The bull trout (Salvelinus confluentus) is one of western North America’s most iconic fish species. Bull trout require cold, clean water and are extremely sensitive to habitat loss or degradation.
Male bull trout, like other char, develop bright orange and white lower fins during the spawning season. Males also develop a hooked lower jaw (kype) that fits neatly into a notch on the end of the nose.
In order to complete their annual spawning migrations, bull trout require complex environments including rivers, lakes, and ocean habitats that connect to headwater streams.
During their migrations, bull trout travel up to 150 miles upstream to reach natal habitat. Unlike salmon, bull trout do not die after spawning. Adults usually spawn multiple times throughout their lifespan.
Bull trout are threatened by habitat degradation and fragmentation, fish passage obstacles, poor water quality, climate change, intentional eradication, and competition from non-native species.
The historical range of bull trout included the Columbia River Basin and parts of Washington, Oregon, British Columbia and Alberta.

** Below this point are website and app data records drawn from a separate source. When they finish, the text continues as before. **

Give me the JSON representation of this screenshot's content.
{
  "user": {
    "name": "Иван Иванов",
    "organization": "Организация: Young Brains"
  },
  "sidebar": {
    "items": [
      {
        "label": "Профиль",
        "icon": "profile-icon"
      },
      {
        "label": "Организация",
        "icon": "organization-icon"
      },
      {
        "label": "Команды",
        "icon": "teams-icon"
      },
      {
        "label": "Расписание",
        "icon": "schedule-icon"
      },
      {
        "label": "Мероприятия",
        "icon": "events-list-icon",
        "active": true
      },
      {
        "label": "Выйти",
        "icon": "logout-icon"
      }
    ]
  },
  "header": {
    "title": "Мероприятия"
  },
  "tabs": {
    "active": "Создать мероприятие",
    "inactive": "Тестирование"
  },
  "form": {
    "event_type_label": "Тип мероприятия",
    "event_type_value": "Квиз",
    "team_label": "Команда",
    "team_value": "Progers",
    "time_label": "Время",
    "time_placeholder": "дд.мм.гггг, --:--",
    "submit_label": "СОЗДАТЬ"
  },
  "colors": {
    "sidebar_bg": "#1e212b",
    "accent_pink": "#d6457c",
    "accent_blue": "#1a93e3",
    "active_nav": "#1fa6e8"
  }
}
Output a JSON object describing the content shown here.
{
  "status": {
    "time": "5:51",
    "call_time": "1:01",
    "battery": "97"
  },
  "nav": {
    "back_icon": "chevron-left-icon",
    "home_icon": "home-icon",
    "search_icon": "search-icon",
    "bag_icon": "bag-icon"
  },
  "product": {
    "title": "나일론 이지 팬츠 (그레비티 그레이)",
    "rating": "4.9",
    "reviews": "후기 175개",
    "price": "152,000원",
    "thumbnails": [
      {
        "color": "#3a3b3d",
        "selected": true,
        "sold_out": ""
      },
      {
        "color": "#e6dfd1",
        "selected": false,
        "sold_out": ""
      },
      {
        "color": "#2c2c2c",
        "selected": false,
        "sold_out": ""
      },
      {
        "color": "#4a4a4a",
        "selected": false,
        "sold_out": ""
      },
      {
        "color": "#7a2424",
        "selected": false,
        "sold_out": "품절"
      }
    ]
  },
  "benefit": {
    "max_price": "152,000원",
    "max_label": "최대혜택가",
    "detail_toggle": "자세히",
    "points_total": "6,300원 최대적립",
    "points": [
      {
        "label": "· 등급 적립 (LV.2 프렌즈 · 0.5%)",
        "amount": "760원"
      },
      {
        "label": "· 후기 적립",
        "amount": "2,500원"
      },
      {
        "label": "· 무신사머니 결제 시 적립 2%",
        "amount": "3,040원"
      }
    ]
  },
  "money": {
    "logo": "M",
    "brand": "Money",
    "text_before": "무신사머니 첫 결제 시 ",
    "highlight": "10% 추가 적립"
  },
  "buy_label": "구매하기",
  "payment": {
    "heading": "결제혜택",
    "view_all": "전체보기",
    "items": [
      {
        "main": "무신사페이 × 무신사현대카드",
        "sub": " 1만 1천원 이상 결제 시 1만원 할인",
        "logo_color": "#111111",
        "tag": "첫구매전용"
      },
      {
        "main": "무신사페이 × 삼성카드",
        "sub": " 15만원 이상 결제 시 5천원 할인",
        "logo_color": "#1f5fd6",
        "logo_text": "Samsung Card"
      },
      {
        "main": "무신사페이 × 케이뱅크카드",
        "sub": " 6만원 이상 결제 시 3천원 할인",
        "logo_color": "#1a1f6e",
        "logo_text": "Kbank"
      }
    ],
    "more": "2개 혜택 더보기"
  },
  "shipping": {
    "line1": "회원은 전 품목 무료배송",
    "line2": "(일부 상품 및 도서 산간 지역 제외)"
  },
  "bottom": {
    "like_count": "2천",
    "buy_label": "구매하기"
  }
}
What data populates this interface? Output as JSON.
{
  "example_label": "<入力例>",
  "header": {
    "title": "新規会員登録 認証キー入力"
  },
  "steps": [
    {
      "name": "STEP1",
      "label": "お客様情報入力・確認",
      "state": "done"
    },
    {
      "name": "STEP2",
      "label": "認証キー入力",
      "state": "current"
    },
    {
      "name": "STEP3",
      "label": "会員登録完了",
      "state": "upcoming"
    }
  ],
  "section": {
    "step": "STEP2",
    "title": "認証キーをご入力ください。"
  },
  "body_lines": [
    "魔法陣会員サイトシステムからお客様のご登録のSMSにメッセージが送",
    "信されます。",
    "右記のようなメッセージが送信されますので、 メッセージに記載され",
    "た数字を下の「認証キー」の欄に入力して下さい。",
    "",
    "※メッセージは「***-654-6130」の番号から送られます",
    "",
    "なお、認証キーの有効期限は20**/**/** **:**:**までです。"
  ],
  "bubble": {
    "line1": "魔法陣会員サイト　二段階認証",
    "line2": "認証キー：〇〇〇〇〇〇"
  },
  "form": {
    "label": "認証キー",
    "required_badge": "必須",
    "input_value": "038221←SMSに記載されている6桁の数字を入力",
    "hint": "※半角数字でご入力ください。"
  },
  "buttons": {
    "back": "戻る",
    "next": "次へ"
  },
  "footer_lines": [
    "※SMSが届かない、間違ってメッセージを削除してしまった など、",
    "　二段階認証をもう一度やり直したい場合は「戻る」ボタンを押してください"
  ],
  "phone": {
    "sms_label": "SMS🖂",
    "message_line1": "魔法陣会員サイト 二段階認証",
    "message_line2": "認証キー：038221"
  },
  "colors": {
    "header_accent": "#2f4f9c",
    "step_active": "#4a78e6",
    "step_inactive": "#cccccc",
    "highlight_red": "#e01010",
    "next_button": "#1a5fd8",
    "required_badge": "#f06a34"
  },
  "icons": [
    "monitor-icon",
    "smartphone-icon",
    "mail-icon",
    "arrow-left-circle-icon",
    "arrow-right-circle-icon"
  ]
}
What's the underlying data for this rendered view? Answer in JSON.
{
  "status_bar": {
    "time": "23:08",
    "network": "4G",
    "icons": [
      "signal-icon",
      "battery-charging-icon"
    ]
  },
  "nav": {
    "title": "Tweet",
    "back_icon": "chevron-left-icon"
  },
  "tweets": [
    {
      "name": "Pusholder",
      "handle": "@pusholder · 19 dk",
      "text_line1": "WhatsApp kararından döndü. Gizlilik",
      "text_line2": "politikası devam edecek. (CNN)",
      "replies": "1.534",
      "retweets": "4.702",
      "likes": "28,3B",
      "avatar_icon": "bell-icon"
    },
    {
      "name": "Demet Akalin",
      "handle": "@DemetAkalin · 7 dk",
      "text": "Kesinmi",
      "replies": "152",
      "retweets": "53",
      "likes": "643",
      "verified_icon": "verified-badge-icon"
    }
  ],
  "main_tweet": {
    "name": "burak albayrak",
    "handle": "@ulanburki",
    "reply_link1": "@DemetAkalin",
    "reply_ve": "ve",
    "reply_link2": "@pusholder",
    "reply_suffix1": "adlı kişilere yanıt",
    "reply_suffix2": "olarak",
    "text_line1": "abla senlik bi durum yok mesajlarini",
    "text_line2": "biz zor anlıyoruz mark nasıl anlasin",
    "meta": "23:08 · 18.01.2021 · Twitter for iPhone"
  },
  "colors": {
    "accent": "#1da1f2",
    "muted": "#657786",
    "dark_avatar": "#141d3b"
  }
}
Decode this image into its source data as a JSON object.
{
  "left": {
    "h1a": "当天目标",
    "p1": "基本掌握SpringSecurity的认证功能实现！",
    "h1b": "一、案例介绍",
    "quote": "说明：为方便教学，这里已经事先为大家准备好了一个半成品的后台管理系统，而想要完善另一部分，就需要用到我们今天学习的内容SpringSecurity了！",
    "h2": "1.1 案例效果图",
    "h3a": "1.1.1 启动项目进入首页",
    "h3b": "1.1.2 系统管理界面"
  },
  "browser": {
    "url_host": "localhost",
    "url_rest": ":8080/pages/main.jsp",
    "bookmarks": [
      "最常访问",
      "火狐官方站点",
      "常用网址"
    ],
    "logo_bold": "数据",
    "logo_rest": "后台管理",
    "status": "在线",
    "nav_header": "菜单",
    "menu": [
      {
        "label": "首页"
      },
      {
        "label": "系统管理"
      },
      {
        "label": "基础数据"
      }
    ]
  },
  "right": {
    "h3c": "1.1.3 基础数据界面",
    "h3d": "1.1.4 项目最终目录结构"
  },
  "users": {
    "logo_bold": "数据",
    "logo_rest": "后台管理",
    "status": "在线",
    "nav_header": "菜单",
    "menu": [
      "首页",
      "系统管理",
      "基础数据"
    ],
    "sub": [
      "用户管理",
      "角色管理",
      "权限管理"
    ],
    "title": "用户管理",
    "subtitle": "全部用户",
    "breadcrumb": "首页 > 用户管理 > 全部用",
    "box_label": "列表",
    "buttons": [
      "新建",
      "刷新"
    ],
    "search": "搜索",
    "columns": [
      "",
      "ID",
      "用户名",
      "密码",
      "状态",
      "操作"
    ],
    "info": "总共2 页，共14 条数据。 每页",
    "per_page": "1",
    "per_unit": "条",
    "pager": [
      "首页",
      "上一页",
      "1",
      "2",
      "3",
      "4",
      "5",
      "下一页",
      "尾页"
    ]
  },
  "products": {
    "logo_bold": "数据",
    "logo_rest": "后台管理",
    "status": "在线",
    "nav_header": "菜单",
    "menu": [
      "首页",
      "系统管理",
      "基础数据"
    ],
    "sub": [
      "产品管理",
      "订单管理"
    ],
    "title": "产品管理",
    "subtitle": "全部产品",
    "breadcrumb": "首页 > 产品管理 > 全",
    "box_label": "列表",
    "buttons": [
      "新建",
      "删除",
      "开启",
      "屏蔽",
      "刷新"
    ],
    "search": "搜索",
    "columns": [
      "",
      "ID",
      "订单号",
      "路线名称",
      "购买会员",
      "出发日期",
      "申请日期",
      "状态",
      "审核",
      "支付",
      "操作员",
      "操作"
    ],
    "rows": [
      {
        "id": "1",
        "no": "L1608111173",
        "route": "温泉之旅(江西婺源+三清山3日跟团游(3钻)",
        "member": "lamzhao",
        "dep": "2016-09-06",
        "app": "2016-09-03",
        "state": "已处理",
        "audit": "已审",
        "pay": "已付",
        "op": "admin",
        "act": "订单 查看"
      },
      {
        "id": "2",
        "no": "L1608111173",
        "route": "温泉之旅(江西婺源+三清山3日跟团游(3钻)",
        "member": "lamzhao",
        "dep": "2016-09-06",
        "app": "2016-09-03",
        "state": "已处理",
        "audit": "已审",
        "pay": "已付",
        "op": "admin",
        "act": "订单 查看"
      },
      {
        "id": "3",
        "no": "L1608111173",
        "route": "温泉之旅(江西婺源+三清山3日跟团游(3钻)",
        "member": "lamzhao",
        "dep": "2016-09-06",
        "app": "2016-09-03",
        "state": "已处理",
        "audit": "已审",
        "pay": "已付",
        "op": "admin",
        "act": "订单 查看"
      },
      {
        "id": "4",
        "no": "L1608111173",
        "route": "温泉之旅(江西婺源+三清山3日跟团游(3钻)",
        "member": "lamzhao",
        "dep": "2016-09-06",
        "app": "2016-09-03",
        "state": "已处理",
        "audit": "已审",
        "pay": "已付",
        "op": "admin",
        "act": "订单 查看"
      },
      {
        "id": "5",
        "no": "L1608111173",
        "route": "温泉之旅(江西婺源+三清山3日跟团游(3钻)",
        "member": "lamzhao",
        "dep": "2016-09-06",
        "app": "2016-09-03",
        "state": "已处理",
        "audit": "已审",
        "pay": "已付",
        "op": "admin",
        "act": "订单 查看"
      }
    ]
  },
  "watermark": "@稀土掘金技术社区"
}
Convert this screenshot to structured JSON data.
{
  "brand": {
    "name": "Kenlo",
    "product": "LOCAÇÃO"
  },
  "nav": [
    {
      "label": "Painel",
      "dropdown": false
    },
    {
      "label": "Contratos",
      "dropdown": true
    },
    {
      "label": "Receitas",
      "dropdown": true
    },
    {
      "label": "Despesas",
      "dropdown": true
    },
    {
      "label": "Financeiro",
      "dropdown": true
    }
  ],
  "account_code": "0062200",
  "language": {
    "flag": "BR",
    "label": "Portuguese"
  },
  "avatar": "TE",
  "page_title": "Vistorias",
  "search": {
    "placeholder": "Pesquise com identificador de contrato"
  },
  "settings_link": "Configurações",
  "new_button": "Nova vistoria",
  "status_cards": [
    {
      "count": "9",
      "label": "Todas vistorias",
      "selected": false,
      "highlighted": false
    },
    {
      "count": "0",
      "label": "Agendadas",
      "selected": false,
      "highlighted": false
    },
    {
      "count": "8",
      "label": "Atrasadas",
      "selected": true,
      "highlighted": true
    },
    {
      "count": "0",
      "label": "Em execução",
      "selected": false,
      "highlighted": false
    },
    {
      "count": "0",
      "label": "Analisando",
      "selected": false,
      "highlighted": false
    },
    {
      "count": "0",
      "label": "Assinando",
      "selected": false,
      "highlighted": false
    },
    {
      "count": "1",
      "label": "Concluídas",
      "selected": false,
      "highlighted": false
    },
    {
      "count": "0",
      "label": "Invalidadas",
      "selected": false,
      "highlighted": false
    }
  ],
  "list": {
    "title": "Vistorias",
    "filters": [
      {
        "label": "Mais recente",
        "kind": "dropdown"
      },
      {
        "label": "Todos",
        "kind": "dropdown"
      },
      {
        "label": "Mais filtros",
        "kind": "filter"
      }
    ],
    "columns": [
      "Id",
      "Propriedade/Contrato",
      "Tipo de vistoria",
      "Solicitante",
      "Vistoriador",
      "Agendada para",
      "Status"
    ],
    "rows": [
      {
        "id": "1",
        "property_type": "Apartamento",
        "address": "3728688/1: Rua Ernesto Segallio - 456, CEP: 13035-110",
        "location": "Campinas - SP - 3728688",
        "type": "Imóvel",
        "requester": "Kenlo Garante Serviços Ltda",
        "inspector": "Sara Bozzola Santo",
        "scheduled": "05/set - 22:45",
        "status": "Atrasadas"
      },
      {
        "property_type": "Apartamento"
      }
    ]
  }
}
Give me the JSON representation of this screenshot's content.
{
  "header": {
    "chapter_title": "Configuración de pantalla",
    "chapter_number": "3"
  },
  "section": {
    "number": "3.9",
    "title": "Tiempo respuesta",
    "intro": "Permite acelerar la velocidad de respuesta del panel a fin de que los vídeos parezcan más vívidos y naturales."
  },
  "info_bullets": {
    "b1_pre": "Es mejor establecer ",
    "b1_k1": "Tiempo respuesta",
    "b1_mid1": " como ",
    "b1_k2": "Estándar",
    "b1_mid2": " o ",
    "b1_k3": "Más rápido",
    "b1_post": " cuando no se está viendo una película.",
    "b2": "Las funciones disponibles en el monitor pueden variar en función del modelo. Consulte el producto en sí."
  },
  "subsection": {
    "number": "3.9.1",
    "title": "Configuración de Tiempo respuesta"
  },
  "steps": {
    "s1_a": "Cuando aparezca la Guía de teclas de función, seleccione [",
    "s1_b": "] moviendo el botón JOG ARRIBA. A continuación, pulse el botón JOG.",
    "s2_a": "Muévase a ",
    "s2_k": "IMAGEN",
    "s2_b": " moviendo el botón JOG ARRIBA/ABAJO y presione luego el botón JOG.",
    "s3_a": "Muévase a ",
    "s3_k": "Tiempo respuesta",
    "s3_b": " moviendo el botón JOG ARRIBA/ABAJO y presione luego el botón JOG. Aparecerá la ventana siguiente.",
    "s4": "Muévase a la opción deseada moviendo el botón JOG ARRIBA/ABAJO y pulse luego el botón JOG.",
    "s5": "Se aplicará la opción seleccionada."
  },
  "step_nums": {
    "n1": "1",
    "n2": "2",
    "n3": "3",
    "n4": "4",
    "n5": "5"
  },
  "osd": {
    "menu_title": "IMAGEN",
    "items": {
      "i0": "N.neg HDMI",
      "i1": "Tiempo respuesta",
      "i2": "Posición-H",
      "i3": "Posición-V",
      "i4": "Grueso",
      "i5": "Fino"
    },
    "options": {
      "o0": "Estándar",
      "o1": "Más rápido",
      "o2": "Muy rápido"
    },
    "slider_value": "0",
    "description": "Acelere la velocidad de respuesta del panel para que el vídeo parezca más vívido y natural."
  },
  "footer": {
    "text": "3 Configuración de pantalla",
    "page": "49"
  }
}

In 1998, bull trout were listed as a threatened species under the Endangered Species Act.